In the past, we wrote a series of posts and recorded videos on project scheduling, including rolling wave planning. Further, in our main book on CAMMP, Project Management beyond Waterfall and Agile, we also addressed planning in general. In the book, we stressed the need to think, act, and manage at the project level and at the stage level. Today, we have received a request, from a professional who is taking one of the SUKAD PM Quest online courses. The learner’s question triggered this post.Continue reading
Many, if not most people in project management know Murphy or Murphy’s Law. According to the Murphy’s Law Website, “If anything can go wrong, it will“. For more information about the origin of this law, visit http://www.murphys-laws.com/murphy/murphy-true.html.
What does this mean to us in project management?
Once again – happy New Year to all. We wish you a great year.
Over the last couple of months, we have been publishing some chapters from our recent e-books on transforming the PMBOK® Guide. The e-books are finally published and we want to share them with you. Continue reading
We all know about project management plan. Those who study PMBOK(r) Guide know about the management plans (project or stage) consists of subsidiary plans for scope, cost, quality and all other topics. Continue reading
Often enough in our classes we find professionals confuse “lead” with “fast track”, both scheduling terms. In the last few days, there are pictures posted on Facebook that is showing this confusion.
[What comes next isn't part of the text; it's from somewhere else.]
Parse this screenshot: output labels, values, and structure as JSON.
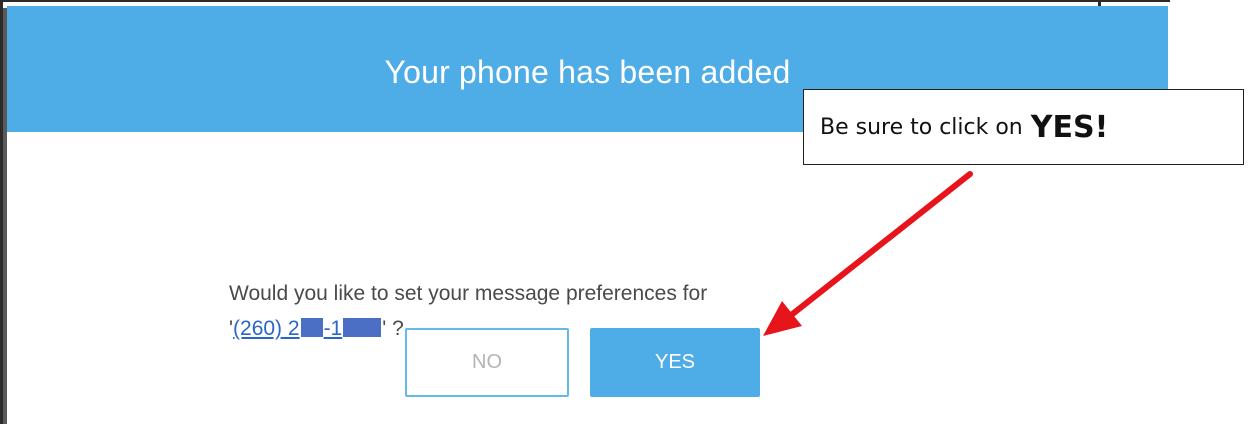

Continue reading
Although project management is one of my passions and I have been in this domain close to 30 years; every once in a while I run into something online that make me say what the heck; how badly did PMI degrade project management.
I have seen the ads for Mastering Project Management in 5 days. I have seen ads inviting people to memorize the ITTO (Inputs – Tools & Techniques – Outputs). I have seen the illegal copies of books online. I have also seen people posting questions online using resources that are out of date. I do not know what else is out there.
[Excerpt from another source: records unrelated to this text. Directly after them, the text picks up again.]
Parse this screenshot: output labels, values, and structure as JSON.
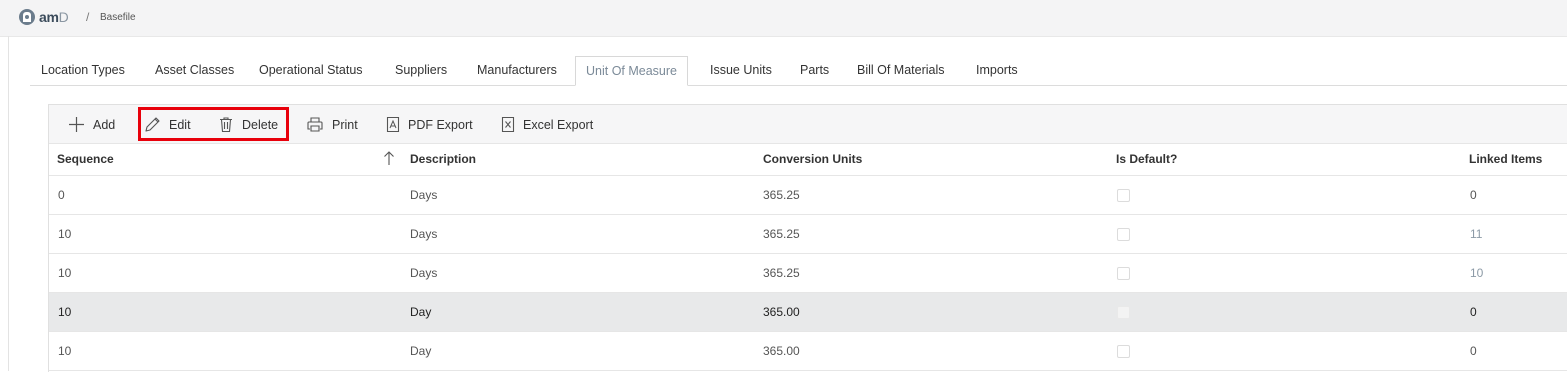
{
  "header": {
    "logo_text_bold": "am",
    "logo_text_light": "D",
    "breadcrumb_sep": "/",
    "breadcrumb": "Basefile"
  },
  "tabs": [
    {
      "label": "Location Types"
    },
    {
      "label": "Asset Classes"
    },
    {
      "label": "Operational Status"
    },
    {
      "label": "Suppliers"
    },
    {
      "label": "Manufacturers"
    },
    {
      "label": "Unit Of Measure",
      "active": true
    },
    {
      "label": "Issue Units"
    },
    {
      "label": "Parts"
    },
    {
      "label": "Bill Of Materials"
    },
    {
      "label": "Imports"
    }
  ],
  "toolbar": {
    "add": "Add",
    "edit": "Edit",
    "delete": "Delete",
    "print": "Print",
    "pdf_export": "PDF Export",
    "excel_export": "Excel Export",
    "highlight_color": "#e8000b"
  },
  "columns": {
    "sequence": "Sequence",
    "description": "Description",
    "conversion_units": "Conversion Units",
    "is_default": "Is Default?",
    "linked_items": "Linked Items"
  },
  "rows": [
    {
      "sequence": "0",
      "description": "Days",
      "conversion_units": "365.25",
      "linked_items": "0"
    },
    {
      "sequence": "10",
      "description": "Days",
      "conversion_units": "365.25",
      "linked_items": "11"
    },
    {
      "sequence": "10",
      "description": "Days",
      "conversion_units": "365.25",
      "linked_items": "10"
    },
    {
      "sequence": "10",
      "description": "Day",
      "conversion_units": "365.00",
      "linked_items": "0",
      "selected": true
    },
    {
      "sequence": "10",
      "description": "Day",
      "conversion_units": "365.00",
      "linked_items": "0"
    }
  ]
}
Today – I ran into 8 or 10 minute video showing people how to memorize the process groups and 47 processes. The video offers tricks and using things like DDMMCDXXX to memorize some of these things. Using another verbal trick to memorize the process groups. I have no problem using tricks to remember things; it can be a good approach for some. However, if a PMP aspirant need a trick like “… Melvyn Cries Continuously” to memorize the process groups – did blow my roof today.
Again – I am not against memorizing tricks for names or other things – but for the basics?
If project managers do not understand that:
- Before they do the project work they must have a plan (Planning) >>>> and
- Before the plan they need to have authorization (Initiating) >>>>
- If they do not know that when they are DOING work (Executing) they need
- To keep their eyes on the goal (Monitoring) and
- Adjusting when necessary (Controlling) >>>> and
- Finally when done to close the project (or phase) (Closing) >>>>>
If they have to memorize the above, then how could those people be certified #PMP?
PMBOK® Guide changes in number of processes
Over the years, the number of the processes in the PMBOK® Guide has ranged between 39 and 47, if I am not mistaken. The largest number of processes is in the latest edition, published in 2013. Continue reading
The first article covered the need to have two distinct plans instead of one for every stage. The second article addressed the management planning and the need for a stage management plan. Today, we cover the stage detailed planning.
In the previous article, we discussed how The Customizable and Adaptable Methodology for Managing Projects™ differs from the PMBOK® Guide, specifically, in the area of planning. The main point was that there should be two plans instead of 1, one for management and one for the details.
This blog post is part of a chapter from an e-book that we are working on at this time. The e-book is a simulation of how to apply a project management method (CAM2P™) on large and complex project integrating a project life span with the PMBOK® Guide. The focus of this part (of the chapter) is to discusses an alternative approach to the PMBOK® Guide planning processes, which we use in the sample project.
Project planning is a challenging topic for many reasons. Consequently, it is important to understand this chapter and concepts before one can move into the sample project. Continue reading